Creatures of Habit
Habitual behavior is repeatedly following the same pattern of thought or action - ranging from how we get dressed in the morning to the type of food we order. Habits can be harmless, deadly, indistinguishable, or take over our lives. The primary reason it's so difficult to change these behaviors is they allow us to accomplish tasks more efficiently. We don't have to constantly relearn the same skills to complete daily tasks.
They provide a perceived path to least resistance to carry on with other parts of our lives, for better or worse. Through repetition, these typical behavior patterns become so ingrained they can feel as though they're a necessary part of our identity.
For those with habitual behavior, tasks are easier to accomplish because they can focus on the task at hand without worrying about thoughts that may be unrelated. A study has shown a difference in thought patterns between people who perform an everyday task versus a one-off job.
When you engage in an everyday routine like brushing your teeth, for example, there's no real need for creative thought. Instead, you might be more likely to zone out while reflecting inwardly and really not focusing on your actions. Conversely, suppose someone is trying something totally new. Their brains will push to find new and different ways of mastering this skill by finding efficient solutions. Whether through trial-and-error during daydreaming sessions or waking hours, acting this way is a given, because figuring things out feels good. It's also a standard process for humans and brains to start connecting different environmental cues in unfamiliar situations to function more efficiently in the task.
Once habits develop, our brain doesn't register the behavior anymore; the activities become more automatic and require less effort.
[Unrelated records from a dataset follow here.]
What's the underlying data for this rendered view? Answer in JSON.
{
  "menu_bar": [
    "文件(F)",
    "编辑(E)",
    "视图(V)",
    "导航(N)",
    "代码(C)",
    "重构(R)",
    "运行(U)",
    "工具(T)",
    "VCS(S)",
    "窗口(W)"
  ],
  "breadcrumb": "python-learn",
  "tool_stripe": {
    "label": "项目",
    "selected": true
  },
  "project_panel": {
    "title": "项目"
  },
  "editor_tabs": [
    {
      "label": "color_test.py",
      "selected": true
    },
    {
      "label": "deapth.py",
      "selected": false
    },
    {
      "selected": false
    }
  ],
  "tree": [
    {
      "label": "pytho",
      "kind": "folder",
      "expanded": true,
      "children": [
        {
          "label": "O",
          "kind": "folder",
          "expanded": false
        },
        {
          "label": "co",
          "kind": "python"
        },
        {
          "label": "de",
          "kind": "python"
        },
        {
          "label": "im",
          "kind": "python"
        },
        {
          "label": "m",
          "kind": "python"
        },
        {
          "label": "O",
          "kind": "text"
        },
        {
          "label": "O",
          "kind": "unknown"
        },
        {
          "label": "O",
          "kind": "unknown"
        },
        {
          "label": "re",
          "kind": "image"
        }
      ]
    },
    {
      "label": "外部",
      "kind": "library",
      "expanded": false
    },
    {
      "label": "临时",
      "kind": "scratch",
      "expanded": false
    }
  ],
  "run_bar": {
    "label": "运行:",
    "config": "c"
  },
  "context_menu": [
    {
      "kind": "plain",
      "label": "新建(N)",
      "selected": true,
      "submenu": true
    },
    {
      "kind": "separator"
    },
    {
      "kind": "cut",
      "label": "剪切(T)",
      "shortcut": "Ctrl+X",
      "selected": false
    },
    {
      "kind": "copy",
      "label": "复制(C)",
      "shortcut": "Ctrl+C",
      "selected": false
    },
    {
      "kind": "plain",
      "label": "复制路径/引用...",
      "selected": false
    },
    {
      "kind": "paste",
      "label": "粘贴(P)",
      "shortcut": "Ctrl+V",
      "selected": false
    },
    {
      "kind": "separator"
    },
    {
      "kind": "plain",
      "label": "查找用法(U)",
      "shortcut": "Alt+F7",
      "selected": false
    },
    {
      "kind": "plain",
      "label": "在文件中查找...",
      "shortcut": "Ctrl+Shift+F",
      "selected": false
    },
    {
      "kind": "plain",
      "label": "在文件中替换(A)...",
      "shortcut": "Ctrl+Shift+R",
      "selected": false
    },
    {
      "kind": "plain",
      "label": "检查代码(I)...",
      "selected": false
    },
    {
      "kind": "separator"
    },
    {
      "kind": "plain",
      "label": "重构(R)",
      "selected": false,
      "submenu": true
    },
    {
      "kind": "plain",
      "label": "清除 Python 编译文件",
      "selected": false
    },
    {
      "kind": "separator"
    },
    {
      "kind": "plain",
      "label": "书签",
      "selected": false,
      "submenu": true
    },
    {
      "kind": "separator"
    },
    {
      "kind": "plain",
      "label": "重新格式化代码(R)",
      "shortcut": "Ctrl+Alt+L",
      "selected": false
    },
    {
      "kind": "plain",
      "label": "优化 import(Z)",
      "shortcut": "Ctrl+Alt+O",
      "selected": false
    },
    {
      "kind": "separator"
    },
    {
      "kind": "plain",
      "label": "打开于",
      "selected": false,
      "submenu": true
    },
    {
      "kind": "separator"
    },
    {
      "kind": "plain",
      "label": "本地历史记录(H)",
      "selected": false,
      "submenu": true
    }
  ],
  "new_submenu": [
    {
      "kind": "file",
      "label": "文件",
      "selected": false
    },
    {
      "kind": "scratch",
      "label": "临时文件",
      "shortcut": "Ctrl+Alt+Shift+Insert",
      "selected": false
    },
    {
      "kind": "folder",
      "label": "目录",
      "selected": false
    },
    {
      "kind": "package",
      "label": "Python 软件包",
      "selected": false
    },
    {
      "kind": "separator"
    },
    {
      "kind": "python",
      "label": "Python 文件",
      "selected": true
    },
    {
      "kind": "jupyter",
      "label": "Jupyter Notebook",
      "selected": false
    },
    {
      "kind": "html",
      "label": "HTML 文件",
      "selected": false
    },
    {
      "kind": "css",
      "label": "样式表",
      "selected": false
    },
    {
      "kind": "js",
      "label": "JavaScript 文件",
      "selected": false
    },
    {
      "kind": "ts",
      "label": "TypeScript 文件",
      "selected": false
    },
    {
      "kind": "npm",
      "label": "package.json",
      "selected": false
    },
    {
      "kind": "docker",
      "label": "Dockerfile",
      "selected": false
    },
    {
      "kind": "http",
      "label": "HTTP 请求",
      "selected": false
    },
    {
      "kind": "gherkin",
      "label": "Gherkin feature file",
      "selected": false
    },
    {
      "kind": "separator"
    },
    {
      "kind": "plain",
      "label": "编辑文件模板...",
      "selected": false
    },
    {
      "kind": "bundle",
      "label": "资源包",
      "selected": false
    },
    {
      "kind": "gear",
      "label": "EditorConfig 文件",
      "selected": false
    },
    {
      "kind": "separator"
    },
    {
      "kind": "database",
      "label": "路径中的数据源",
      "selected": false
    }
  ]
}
It's like you're on autopilot, but not in a wrong way. Your focus shifts to what's next or other things around you, and it starts to feel irregular to do things differently. Your brain and body crave this process. Think of the feeling you get when you're cruising on the highway going 90 miles per hour. In reality, you're driving a machine at a speed that can cause serious harm should you lose focus, but you're so used to it that it feels great. It's one of the reasons why it can be so hard to "break" bad ones and "form" good ones.
Habits just aren't built into our nature. Humans actively form relationships between cues in our environment and how we behave towards them, sort of like what people would usually call associations. Habits are a by-product of the strength of these relationships.
A habit's strength is determined by the number of times you're exposed to a specific environmental cue and the quality of your experience with a behavior. A habit formed around a positive emotional experience will be stronger than one created out of boredom or avoidance. The repetitive nature of some relationships, like bed-time & sleep habits, can give us more opportunities to form strong relationships. Alternatively, our actions can enable us to escape something bad or bring us additional benefits. In that case, we can increase the probability strong habits will form around the conditions that produced the beneficial situation.
Once you understand how the strength of habits works, it becomes easier to figure out why certain ones are harder than others to break. A signal's effectiveness in creating an emotional response will determine the strength of your behavioral relationship with the cue. Making for harder to break habits. It can be harder t